The company leaders decide we need to bring in experts to fix this. So they build up a new team filled with skilled user experience and user interface designers, maybe even a few human factors experts as well. Over the next several years, that team diligently crafts elegant and user-friendly experiences, and they do it exceptionally well.
Too well—because they make UX design look easy. And therein lies their downfall.
Those same company leaders conveniently forget the past, and they start to think our engineers can do this. And either through attrition or outright lay-offs, the UX team crumbles. A few years later, the UX is dreadful once again, and the company leaders start to think we need to bring in experts to fix this.

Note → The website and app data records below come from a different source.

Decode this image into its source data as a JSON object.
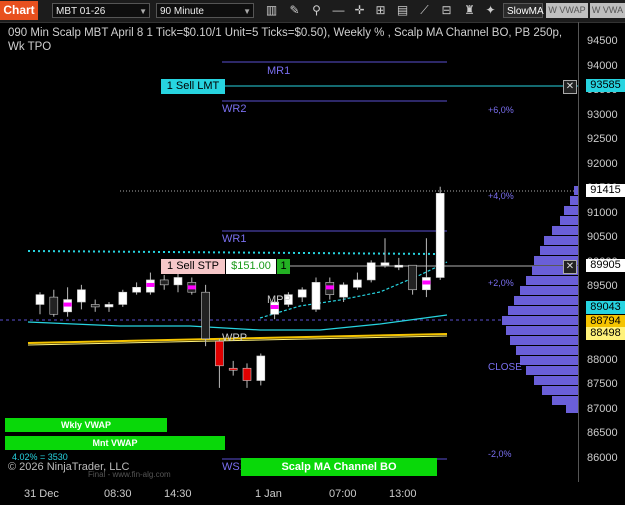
{
  "toolbar": {
    "chart_label": "Chart",
    "instrument": "MBT 01-26",
    "interval": "90 Minute",
    "indicator_select": "SlowMA",
    "btn_vwap": "W VWAP",
    "btn_w_vwa": "W VWA",
    "icons": [
      "bar-chart-icon",
      "pencil-icon",
      "zoom-icon",
      "crosshair-icon",
      "minus-icon",
      "grid-icon",
      "data-box-icon",
      "draw-object-icon",
      "properties-icon",
      "strategy-icon"
    ]
  },
  "chart": {
    "title": "090 Min Scalp MBT April 8 1 Tick=$0.10/1 Unit=5 Ticks=$0.50), Weekly % , Scalp MA Channel BO, PB 250p, Wk TPO",
    "y_ticks": [
      "94500",
      "94000",
      "93500",
      "93000",
      "92500",
      "92000",
      "91500",
      "91000",
      "90500",
      "90000",
      "89500",
      "89000",
      "88500",
      "88000",
      "87500",
      "87000",
      "86500",
      "86000"
    ],
    "x_ticks": [
      "31 Dec",
      "08:30",
      "14:30",
      "1 Jan",
      "07:00",
      "13:00"
    ],
    "price_markers": [
      {
        "label": "93585",
        "color": "#27d4e0"
      },
      {
        "label": "91415",
        "color": "#ffffff"
      },
      {
        "label": "89905",
        "color": "#ffffff"
      },
      {
        "label": "89043",
        "color": "#27d4e0"
      },
      {
        "label": "88794",
        "color": "#f5c400"
      },
      {
        "label": "88498",
        "color": "#fff27a"
      }
    ],
    "levels": {
      "mr1": "MR1",
      "wr2": "WR2",
      "wr1": "WR1",
      "mpp": "MPP",
      "wpp": "WPP",
      "ws1": "WS1",
      "close": "CLOSE"
    },
    "pct_labels": [
      "+6,0%",
      "+4,0%",
      "+2,0%",
      "-2,0%"
    ],
    "orders": {
      "sell_lmt": "1 Sell LMT",
      "sell_stp": "1 Sell STP",
      "pnl": "$151.00",
      "qty": "1"
    },
    "buttons": {
      "wkly_vwap": "Wkly VWAP",
      "mnt_vwap": "Mnt VWAP",
      "scalp_channel": "Scalp MA Channel BO"
    },
    "bottom_stat": "4.02% = 3530",
    "copyright": "© 2026 NinjaTrader, LLC",
    "watermark": "Final - www.fin-alg.com"
  },
  "chart_data": {
    "type": "candlestick",
    "candles": [
      {
        "o": 89150,
        "h": 89400,
        "l": 88950,
        "c": 89350
      },
      {
        "o": 89300,
        "h": 89450,
        "l": 88900,
        "c": 88950
      },
      {
        "o": 89000,
        "h": 89500,
        "l": 88900,
        "c": 89250
      },
      {
        "o": 89200,
        "h": 89550,
        "l": 89050,
        "c": 89450
      },
      {
        "o": 89150,
        "h": 89250,
        "l": 89000,
        "c": 89100
      },
      {
        "o": 89100,
        "h": 89200,
        "l": 89000,
        "c": 89150
      },
      {
        "o": 89150,
        "h": 89450,
        "l": 89100,
        "c": 89400
      },
      {
        "o": 89400,
        "h": 89600,
        "l": 89350,
        "c": 89500
      },
      {
        "o": 89400,
        "h": 89800,
        "l": 89350,
        "c": 89650
      },
      {
        "o": 89650,
        "h": 89750,
        "l": 89450,
        "c": 89550
      },
      {
        "o": 89550,
        "h": 89800,
        "l": 89400,
        "c": 89700
      },
      {
        "o": 89600,
        "h": 89700,
        "l": 89350,
        "c": 89400
      },
      {
        "o": 89400,
        "h": 89550,
        "l": 88300,
        "c": 88450
      },
      {
        "o": 88400,
        "h": 88450,
        "l": 87450,
        "c": 87900
      },
      {
        "o": 87850,
        "h": 88000,
        "l": 87700,
        "c": 87850
      },
      {
        "o": 87850,
        "h": 87950,
        "l": 87450,
        "c": 87600
      },
      {
        "o": 87600,
        "h": 88150,
        "l": 87500,
        "c": 88100
      },
      {
        "o": 88950,
        "h": 89250,
        "l": 88850,
        "c": 89200
      },
      {
        "o": 89150,
        "h": 89400,
        "l": 89100,
        "c": 89350
      },
      {
        "o": 89300,
        "h": 89500,
        "l": 89200,
        "c": 89450
      },
      {
        "o": 89050,
        "h": 89700,
        "l": 89000,
        "c": 89600
      },
      {
        "o": 89600,
        "h": 89700,
        "l": 89250,
        "c": 89350
      },
      {
        "o": 89300,
        "h": 89600,
        "l": 89200,
        "c": 89550
      },
      {
        "o": 89500,
        "h": 89800,
        "l": 89450,
        "c": 89650
      },
      {
        "o": 89650,
        "h": 90050,
        "l": 89600,
        "c": 90000
      },
      {
        "o": 89950,
        "h": 90500,
        "l": 89900,
        "c": 90000
      },
      {
        "o": 89950,
        "h": 90100,
        "l": 89850,
        "c": 89950
      },
      {
        "o": 89950,
        "h": 89950,
        "l": 89350,
        "c": 89450
      },
      {
        "o": 89450,
        "h": 90500,
        "l": 89300,
        "c": 89700
      },
      {
        "o": 89700,
        "h": 91550,
        "l": 89650,
        "c": 91415
      }
    ],
    "current_price": 89905
  }
}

And the cycle begins anew.
It’s not just UX that falls prey to this tendency. I’ve seen it happen with Quality Assurance as well. “Hey, last year we asked everyone to focus on QA … why did our quality drop?” Perhaps because you laid off the entire QA team after you asked everyone else to focus on QA?
My point is: when QA is everyone’s job, it is no one’s job. And when UX is everyone’s job, it is no one’s job.
Employees will focus on the primary responsibilities of their job. If it’s not in their job title, it’s not going to be the focus of their work practice. If an employee’s primary role is coding, she is probably going to draft amazing code—but that won’t necessarily translate into an amazing UX. If the employee’s primary role is visual design, he will give you a truly beautiful user interface—but that doesn’t necessarily mean it will be usable or even useful.
Despite the best of intentions, without a discipline whose primary role it is to focus on the user, your user will become a secondary concern. And when your user comes in second, so does your UX.
Given recent estimates that bad UX may soon cost e-commerce companies over a trillion dollars in lost sales, is that a chance you really want to take?